Excerpt from the book, Sudhiyon ke Rajhans (King Swans Remembered), by the late renowned poet, Professor Jawaharlal ‘Tarun’ of Jabalpur.
We were students of B.A. Final at D.N. Jain Degree College, Jabalpur. Jai Narayan Awasthi was the Professor for Hindi poetry and Harikant Shrivastava was the Professor for Hindi prose.
One day, Professor Shrivastava was delivering a lecture on the genre of stories. He looked at his notebook time and again during his lecture. The students were listening attentively and some were taking notes as well. There was no questions from anyone. He was asserting that a story is born from some incident.
Rajneesh (Osho) used to sit on the last chair or bench near the open window, looking out at the green garden or the open sky. I was seated slightly ahead of him. Perhaps he was only attending the class to meet the required minimum attendance. He used to be quite uninterested to what was being taught in class. That day, he was in the same indifferent mood, staring out the window at the open sky. The professor was not pleased with the student’s indifference in the running class. He felt offended and couldn’t stand it any longer.
He called out, “You, backbencher! What exactly are you doing?”
“Are you talking to me?” said the backbencher.
The entire class became attentive to this question-and-answer dialogue.
“Yes, I am inquiring. What do you see through the window?”
“I’m seeing what is worth seeing.”
The entire class burst out laughing.
The professor’s rage grew stronger. “So you weren’t paying attention to the lecture?”
“I pay attention to what is worth listening to.”
The class began to enjoy the conversation.
The professor became enraged. “So, tell me what I said in the story?”
“It’s best if you don’t ask that.”
“Because what you’re saying is not correct.”
The student had now gone too far.

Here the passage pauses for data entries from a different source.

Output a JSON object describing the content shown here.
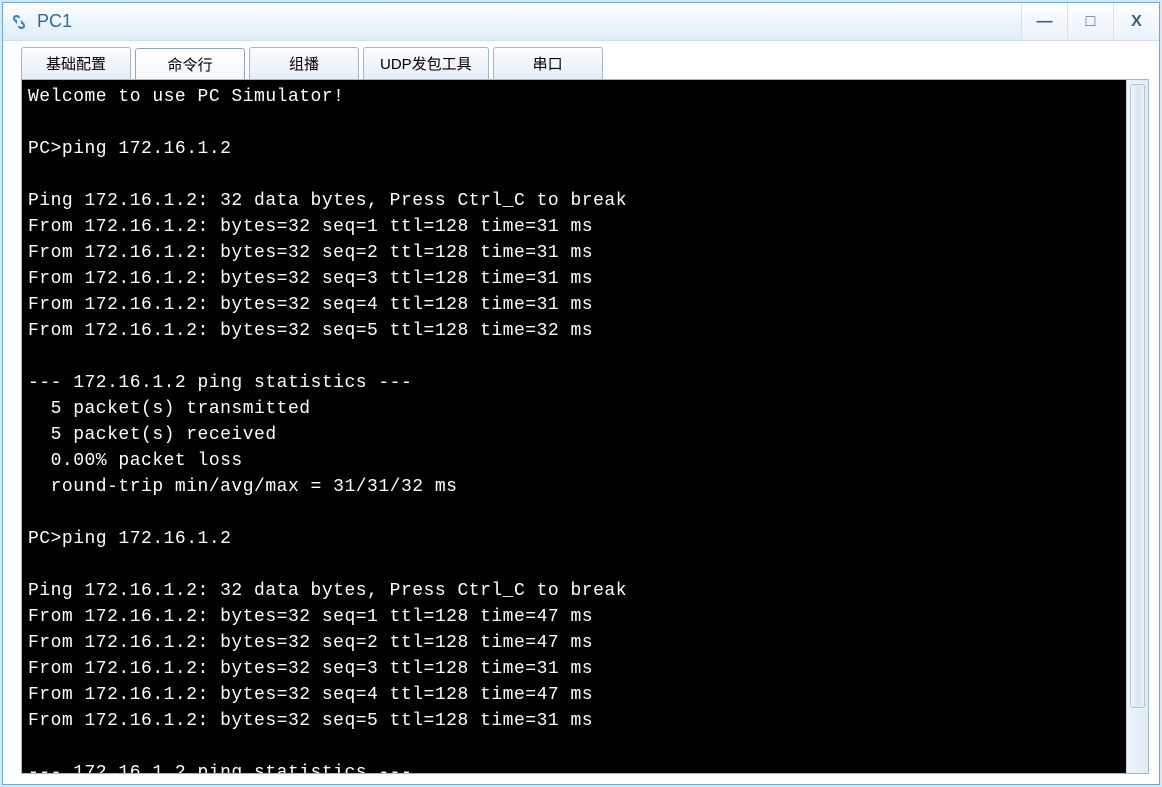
{
  "window": {
    "title": "PC1"
  },
  "tabs": [
    {
      "label": "基础配置",
      "active": false
    },
    {
      "label": "命令行",
      "active": true
    },
    {
      "label": "组播",
      "active": false
    },
    {
      "label": "UDP发包工具",
      "active": false
    },
    {
      "label": "串口",
      "active": false
    }
  ],
  "win_buttons": {
    "minimize": "—",
    "maximize": "□",
    "close": "X"
  },
  "terminal": {
    "lines": [
      "Welcome to use PC Simulator!",
      "",
      "PC>ping 172.16.1.2",
      "",
      "Ping 172.16.1.2: 32 data bytes, Press Ctrl_C to break",
      "From 172.16.1.2: bytes=32 seq=1 ttl=128 time=31 ms",
      "From 172.16.1.2: bytes=32 seq=2 ttl=128 time=31 ms",
      "From 172.16.1.2: bytes=32 seq=3 ttl=128 time=31 ms",
      "From 172.16.1.2: bytes=32 seq=4 ttl=128 time=31 ms",
      "From 172.16.1.2: bytes=32 seq=5 ttl=128 time=32 ms",
      "",
      "--- 172.16.1.2 ping statistics ---",
      "  5 packet(s) transmitted",
      "  5 packet(s) received",
      "  0.00% packet loss",
      "  round-trip min/avg/max = 31/31/32 ms",
      "",
      "PC>ping 172.16.1.2",
      "",
      "Ping 172.16.1.2: 32 data bytes, Press Ctrl_C to break",
      "From 172.16.1.2: bytes=32 seq=1 ttl=128 time=47 ms",
      "From 172.16.1.2: bytes=32 seq=2 ttl=128 time=47 ms",
      "From 172.16.1.2: bytes=32 seq=3 ttl=128 time=31 ms",
      "From 172.16.1.2: bytes=32 seq=4 ttl=128 time=47 ms",
      "From 172.16.1.2: bytes=32 seq=5 ttl=128 time=31 ms",
      "",
      "--- 172.16.1.2 ping statistics ---"
    ]
  }
}
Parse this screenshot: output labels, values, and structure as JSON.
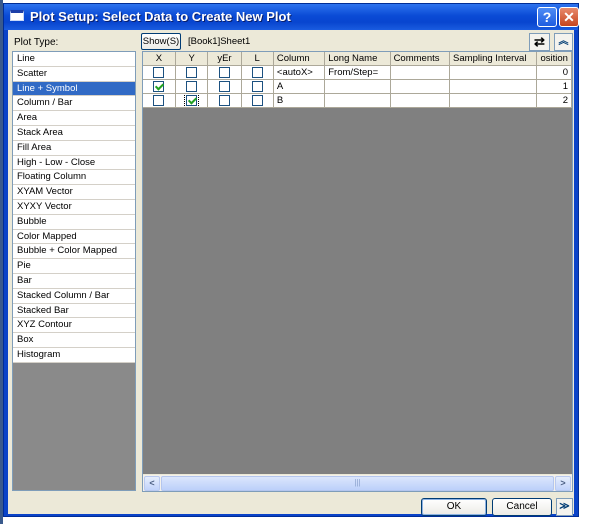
{
  "window": {
    "title": "Plot Setup: Select Data to Create New Plot",
    "help_label": "?",
    "close_label": "✕"
  },
  "plot_type": {
    "label": "Plot Type:",
    "selected": "Line + Symbol",
    "items": [
      "Line",
      "Scatter",
      "Line + Symbol",
      "Column / Bar",
      "Area",
      "Stack Area",
      "Fill Area",
      "High - Low - Close",
      "Floating Column",
      "XYAM Vector",
      "XYXY Vector",
      "Bubble",
      "Color Mapped",
      "Bubble + Color Mapped",
      "Pie",
      "Bar",
      "Stacked Column / Bar",
      "Stacked Bar",
      "XYZ Contour",
      "Box",
      "Histogram"
    ]
  },
  "toolbar": {
    "show_label": "Show(S)",
    "source": "[Book1]Sheet1",
    "swap_icon": "swap-arrows-icon",
    "collapse_icon": "double-chevron-up-icon"
  },
  "grid": {
    "headers": [
      "X",
      "Y",
      "yEr",
      "L",
      "Column",
      "Long Name",
      "Comments",
      "Sampling Interval",
      "osition"
    ],
    "rows": [
      {
        "x": false,
        "y": false,
        "yer": false,
        "l": false,
        "column": "<autoX>",
        "long_name": "From/Step=",
        "comments": "",
        "sampling": "",
        "position": "0"
      },
      {
        "x": true,
        "y": false,
        "yer": false,
        "l": false,
        "column": "A",
        "long_name": "",
        "comments": "",
        "sampling": "",
        "position": "1"
      },
      {
        "x": false,
        "y": true,
        "yer": false,
        "l": false,
        "column": "B",
        "long_name": "",
        "comments": "",
        "sampling": "",
        "position": "2"
      }
    ]
  },
  "scrollbar": {
    "left_arrow": "<",
    "right_arrow": ">",
    "grip": "|||"
  },
  "buttons": {
    "ok": "OK",
    "cancel": "Cancel",
    "more": "≫"
  },
  "colors": {
    "title_bar": "#0a4bd6",
    "selection": "#316ac5",
    "dialog_bg": "#ece9d8",
    "grid_empty": "#808080",
    "check_mark": "#21a121"
  }
}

He had questioned the professor’s knowledge. It did a lot of damage to his ego.
“How?” he exclaimed, frustrated.
Rajneesh (Osho) repeated himself, “What you’re saying is incorrect, sir. An ‘incident’ does not give birth to a story.”
The professor laughed at this incomprehensible response. He declared, “It’s that easy. An incident occurred, the writer witnessed it, and the story was written.”
All of the students agreed that the professor was correct. There was no way to argue with it.
However, the backbencher came again, “Sir, an incident occurred, the writer witnessed it, and he wrote a story about it. This is correct. However, this does not imply that the story is born from the incident.”
This self-contradiction had the entire class at a loss for words. And the professor was pleased that he had seized the opportunity. “Now kindly tell me where the story is born,” he said sarcastically, as he smiled at all the students.
Rajneesh (Osho) responded, “Sir, you are asking again and again, please listen. The story isn’t based on an incident. It is the result of sentiment.”
“Is it because of sentiment? If an incidence occurs, then only sentiment will be triggered.”
“Yes, sir, this is the sequence: incident, sentiment, and the production of the story.”
“It proves that the mother of the story is an incident.”
“No, sir, that just goes to show that feeling, sentiment, is the mother of all stories.”
“Doesn’t your argument strike you as odd?”
“It’s not unusual. It’s the correct strategy. Please remember that I am my mother’s son, not my mother’s mother’s son. As a result, the sentiment is the mother of the story, while the incident is the mother of the mother.”
The entire class roared with laughter as they agreed with this logic. The students who were thinking Rajneesh (Osho) was snappy, tight-lipped, and a wild boy, got very attracted to him. In the debate, he had defeated the professor; his reasoning was dismissed. He was in a humiliating situation when, to his good fortune, the bell rung, signalling the end of the period.
“Well, we’ll address the matter again,” he said, relieved, and walked out.
Translated by Swami Ageh Bharti